Future bright but uncertain
Lost in the discussion of Scott’s offensive production is his solid defensive play at catcher. Nelson said having Scott behind the plate was like having a coach on the field, and those leadership qualities extended beyond live games.
“There’d be times Tanner would be working with our lower level catchers to make them better and at the same time make himself better,” Nelson said. “He’s the kind of kid who has played a lot of baseball for different organizations. He’d come out with drills for us, new ideas and new ways we can improve ourselves.”
Scott only played catcher his junior and senior seasons. That’s because he spent his first two years in high school in the outfield while former Rockets standout Austin Jarvis wrapped up his stellar run as the team’s catcher.
Jarvis landed 2010 C-N Player of the Year honors, and it was Jarvis’ career hits, RBI, home runs and doubles records that Scott broke this season.
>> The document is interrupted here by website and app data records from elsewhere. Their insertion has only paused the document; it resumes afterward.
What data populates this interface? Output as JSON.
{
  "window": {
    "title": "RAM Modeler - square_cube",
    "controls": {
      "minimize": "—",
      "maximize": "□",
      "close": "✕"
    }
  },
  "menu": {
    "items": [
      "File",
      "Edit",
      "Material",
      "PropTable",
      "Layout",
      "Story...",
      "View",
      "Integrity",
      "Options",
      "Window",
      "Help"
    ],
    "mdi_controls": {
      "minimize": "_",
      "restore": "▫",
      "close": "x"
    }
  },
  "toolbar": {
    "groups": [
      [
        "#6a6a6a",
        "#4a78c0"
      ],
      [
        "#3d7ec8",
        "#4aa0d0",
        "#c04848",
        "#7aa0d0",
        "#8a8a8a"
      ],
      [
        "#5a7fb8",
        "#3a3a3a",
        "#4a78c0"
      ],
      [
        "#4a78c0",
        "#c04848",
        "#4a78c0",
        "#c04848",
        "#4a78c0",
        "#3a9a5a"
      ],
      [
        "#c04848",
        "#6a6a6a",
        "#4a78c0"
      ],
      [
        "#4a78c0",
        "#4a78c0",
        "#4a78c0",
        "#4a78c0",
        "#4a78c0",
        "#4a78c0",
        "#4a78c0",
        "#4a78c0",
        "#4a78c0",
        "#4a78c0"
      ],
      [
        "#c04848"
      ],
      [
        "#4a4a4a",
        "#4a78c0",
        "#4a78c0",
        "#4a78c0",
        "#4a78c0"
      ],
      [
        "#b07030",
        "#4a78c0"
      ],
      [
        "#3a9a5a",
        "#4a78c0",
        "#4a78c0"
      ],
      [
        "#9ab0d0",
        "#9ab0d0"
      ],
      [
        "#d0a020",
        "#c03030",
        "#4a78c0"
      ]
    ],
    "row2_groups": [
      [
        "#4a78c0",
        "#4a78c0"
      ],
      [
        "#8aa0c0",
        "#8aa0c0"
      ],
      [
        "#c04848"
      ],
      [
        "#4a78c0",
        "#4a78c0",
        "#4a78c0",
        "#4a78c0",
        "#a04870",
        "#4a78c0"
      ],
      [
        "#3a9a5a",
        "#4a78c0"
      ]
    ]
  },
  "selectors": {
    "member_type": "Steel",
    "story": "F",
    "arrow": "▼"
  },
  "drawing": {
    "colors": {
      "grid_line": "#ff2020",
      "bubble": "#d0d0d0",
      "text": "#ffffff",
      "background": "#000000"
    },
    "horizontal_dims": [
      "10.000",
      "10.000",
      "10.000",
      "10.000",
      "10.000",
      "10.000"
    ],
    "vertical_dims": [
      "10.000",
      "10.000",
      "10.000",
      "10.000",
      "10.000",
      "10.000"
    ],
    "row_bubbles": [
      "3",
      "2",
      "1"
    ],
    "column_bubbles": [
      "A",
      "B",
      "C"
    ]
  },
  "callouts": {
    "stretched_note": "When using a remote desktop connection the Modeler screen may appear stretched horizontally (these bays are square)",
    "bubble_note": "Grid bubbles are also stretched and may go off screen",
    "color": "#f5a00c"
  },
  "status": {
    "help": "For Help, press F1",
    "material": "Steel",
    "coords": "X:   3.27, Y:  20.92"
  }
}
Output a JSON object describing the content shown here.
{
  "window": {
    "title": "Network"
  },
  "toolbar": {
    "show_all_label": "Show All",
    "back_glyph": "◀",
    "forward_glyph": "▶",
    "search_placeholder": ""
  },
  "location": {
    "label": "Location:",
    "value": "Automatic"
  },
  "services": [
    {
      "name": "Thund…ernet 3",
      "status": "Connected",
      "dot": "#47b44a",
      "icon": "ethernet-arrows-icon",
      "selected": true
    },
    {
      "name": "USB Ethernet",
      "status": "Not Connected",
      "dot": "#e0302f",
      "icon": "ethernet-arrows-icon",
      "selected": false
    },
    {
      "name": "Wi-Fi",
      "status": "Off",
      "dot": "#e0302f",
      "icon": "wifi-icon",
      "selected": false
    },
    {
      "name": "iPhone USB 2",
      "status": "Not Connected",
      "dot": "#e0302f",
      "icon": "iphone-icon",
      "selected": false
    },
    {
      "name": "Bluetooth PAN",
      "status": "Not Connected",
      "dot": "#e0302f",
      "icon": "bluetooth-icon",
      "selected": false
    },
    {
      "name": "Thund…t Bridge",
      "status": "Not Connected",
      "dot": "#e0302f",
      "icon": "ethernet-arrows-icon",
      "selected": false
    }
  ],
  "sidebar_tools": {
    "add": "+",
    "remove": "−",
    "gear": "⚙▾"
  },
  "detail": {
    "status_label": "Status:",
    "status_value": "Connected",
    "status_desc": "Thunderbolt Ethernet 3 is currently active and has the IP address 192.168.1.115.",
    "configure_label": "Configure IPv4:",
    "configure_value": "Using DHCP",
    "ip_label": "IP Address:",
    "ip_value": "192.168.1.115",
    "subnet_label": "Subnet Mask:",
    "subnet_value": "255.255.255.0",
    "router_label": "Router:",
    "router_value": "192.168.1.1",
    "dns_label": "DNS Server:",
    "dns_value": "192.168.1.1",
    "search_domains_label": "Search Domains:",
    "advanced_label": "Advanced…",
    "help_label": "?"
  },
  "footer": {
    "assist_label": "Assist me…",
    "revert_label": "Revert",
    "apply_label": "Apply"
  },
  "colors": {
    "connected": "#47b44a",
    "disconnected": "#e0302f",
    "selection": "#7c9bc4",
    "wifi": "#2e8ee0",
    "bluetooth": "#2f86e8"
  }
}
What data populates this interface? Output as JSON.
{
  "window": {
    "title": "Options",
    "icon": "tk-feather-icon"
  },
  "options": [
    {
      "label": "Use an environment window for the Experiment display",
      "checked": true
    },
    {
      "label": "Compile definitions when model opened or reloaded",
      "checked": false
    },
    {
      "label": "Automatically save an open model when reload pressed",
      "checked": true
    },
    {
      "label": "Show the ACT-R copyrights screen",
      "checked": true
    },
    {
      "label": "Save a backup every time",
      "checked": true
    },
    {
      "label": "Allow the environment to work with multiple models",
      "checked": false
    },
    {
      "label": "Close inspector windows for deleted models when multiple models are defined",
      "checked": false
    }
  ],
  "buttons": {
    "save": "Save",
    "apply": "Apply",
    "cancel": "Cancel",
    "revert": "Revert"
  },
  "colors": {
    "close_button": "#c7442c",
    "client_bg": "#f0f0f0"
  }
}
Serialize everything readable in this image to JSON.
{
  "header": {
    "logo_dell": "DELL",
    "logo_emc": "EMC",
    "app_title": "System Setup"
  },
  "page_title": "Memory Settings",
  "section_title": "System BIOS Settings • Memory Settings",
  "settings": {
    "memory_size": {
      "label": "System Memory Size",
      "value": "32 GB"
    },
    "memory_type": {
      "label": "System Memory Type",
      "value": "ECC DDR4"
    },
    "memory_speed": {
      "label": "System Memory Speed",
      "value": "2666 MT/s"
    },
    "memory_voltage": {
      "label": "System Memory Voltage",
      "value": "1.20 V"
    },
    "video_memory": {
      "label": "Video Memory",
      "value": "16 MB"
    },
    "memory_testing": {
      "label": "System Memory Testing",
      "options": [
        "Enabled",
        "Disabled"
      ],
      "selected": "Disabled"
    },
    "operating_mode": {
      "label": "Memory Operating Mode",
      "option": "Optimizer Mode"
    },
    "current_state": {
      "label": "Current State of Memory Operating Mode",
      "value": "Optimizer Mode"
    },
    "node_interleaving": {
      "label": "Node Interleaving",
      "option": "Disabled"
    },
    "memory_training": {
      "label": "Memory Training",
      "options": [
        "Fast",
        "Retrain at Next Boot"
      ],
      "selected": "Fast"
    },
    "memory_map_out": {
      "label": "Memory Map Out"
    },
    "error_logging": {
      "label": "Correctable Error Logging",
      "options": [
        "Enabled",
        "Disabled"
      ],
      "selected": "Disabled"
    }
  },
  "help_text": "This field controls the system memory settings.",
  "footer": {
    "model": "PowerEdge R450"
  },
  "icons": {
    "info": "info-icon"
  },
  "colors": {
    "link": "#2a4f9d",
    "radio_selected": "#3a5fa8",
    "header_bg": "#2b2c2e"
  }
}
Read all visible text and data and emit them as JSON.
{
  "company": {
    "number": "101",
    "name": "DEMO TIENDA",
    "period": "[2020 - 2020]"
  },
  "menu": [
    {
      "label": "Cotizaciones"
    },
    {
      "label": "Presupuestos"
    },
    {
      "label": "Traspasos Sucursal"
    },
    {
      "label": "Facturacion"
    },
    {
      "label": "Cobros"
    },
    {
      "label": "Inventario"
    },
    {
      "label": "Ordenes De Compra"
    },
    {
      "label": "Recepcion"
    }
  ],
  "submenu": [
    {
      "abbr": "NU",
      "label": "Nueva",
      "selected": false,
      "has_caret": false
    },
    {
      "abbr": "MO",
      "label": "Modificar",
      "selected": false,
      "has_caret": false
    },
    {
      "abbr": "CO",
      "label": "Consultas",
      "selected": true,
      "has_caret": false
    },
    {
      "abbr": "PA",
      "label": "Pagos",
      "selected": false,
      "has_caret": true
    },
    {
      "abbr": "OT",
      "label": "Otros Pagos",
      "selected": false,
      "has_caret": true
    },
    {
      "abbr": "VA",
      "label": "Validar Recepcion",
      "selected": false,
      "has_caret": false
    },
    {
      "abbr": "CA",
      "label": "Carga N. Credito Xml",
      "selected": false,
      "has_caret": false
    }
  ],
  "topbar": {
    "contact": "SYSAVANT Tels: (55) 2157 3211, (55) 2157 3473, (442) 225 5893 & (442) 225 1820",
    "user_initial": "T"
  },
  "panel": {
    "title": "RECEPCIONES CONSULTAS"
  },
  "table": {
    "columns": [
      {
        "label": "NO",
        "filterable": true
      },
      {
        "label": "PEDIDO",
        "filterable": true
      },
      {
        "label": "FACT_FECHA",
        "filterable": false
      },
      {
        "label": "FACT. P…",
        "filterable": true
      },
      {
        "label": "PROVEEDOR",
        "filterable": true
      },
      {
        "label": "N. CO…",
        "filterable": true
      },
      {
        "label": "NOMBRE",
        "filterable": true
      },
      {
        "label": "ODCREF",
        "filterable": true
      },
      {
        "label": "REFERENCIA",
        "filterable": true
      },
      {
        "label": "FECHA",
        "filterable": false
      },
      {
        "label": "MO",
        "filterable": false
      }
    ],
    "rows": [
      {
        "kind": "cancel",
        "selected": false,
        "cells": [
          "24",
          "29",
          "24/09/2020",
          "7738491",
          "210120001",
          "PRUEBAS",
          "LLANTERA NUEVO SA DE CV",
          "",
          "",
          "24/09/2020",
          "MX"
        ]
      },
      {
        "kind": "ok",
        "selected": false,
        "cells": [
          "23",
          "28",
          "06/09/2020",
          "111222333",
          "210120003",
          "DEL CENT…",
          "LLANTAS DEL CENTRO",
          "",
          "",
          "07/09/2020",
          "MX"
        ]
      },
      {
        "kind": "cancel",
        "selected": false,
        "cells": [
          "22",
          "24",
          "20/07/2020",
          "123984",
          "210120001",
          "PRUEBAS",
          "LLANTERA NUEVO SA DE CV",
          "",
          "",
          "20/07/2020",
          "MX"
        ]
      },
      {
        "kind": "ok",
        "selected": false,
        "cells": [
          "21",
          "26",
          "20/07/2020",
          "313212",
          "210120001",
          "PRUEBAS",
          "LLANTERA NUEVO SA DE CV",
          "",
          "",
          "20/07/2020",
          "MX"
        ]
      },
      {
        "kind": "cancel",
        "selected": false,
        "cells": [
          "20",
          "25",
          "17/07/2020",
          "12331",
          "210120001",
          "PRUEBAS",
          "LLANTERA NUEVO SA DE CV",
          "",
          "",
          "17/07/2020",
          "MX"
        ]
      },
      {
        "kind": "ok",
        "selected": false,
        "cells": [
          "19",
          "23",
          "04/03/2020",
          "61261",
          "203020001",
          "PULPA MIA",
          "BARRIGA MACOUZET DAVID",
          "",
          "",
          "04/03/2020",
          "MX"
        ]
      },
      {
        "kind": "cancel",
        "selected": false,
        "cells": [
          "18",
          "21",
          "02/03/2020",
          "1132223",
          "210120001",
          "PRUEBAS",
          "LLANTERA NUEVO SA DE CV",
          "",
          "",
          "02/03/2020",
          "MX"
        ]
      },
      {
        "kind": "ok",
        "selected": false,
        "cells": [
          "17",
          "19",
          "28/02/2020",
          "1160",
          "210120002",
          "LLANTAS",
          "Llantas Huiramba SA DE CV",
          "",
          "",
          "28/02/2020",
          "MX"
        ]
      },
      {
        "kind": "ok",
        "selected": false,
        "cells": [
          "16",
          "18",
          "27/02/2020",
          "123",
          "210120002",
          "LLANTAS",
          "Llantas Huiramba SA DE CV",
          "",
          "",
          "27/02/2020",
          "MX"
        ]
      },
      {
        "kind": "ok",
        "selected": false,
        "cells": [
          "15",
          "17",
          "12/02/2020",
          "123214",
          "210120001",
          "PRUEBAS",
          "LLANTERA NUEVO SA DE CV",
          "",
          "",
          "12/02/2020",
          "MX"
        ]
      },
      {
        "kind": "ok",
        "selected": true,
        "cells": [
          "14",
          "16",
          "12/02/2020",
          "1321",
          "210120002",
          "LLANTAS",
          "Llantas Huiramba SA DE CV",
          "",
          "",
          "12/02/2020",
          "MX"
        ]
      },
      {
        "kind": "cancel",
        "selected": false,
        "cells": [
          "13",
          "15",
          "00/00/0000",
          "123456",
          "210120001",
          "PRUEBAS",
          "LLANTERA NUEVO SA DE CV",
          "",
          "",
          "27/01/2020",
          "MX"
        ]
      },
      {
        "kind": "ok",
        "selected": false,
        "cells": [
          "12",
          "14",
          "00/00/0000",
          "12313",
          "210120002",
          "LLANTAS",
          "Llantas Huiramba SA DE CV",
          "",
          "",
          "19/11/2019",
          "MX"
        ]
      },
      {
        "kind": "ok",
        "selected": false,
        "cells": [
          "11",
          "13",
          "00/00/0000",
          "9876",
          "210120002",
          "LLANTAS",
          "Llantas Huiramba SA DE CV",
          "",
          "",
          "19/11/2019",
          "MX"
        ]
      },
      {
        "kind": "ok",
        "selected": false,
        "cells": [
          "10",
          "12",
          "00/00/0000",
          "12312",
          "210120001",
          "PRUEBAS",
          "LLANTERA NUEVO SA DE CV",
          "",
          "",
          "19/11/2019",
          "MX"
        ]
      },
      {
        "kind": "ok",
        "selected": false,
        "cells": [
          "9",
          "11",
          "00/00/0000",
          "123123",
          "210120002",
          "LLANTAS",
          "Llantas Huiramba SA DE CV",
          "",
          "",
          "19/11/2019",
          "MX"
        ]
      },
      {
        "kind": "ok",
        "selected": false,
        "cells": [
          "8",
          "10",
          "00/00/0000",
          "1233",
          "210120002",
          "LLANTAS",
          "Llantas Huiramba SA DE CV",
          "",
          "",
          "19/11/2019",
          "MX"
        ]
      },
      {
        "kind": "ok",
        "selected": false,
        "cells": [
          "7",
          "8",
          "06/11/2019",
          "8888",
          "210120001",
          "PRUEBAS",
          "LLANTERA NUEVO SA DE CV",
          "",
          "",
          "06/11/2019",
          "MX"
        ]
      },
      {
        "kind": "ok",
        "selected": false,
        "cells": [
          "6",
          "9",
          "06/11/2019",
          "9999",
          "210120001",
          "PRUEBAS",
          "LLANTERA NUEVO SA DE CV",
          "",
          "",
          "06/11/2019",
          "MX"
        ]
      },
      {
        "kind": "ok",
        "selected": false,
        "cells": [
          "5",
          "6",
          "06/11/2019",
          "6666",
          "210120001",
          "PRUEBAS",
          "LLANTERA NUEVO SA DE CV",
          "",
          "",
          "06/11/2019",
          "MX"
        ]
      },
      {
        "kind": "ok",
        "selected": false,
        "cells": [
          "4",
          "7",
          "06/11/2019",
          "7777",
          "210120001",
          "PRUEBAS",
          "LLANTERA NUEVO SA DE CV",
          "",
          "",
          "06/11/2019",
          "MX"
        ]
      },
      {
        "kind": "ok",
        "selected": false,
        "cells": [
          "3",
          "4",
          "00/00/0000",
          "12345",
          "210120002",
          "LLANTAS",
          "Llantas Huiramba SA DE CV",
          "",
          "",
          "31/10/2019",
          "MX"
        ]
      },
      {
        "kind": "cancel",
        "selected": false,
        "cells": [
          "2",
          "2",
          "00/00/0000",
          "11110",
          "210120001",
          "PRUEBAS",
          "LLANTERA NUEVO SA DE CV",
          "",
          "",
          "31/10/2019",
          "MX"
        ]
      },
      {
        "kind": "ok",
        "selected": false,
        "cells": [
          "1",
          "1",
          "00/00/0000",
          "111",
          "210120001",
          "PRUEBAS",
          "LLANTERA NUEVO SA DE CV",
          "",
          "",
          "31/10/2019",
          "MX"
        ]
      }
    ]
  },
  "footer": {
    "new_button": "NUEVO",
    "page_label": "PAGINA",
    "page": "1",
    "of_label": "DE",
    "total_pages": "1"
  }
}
The similarities between the two don’t stop at just position and power-hitting ability, though.
Jarvis now plays at Bradley, but he didn’t have his college decision made until several weeks after the end of his senior season.
Scott finds himself in the same position now as he waits to see if any Division I offers come in late. He has been advised that some schools may have openings if they lost recruits to the First-Year Player Draft, but if an opportunity doesn’t come up Scott is prepared to sign with a junior college.
Nelson says Scott is a complete player who won’t have to make much of an adjustment at the next level. In the meantime, Scott is spending his summer playing for the McHenry Hurricanes travel team and hoping the right offer comes along.
“It is kind of frustrating because I would think I would already have my college plans made,” Scott said. “Now it’s just about making the best of it and going with the best opportunity that comes along.”
Wherever Scott ends up, consider it a safe bet his habit of smashing baseballs will continue.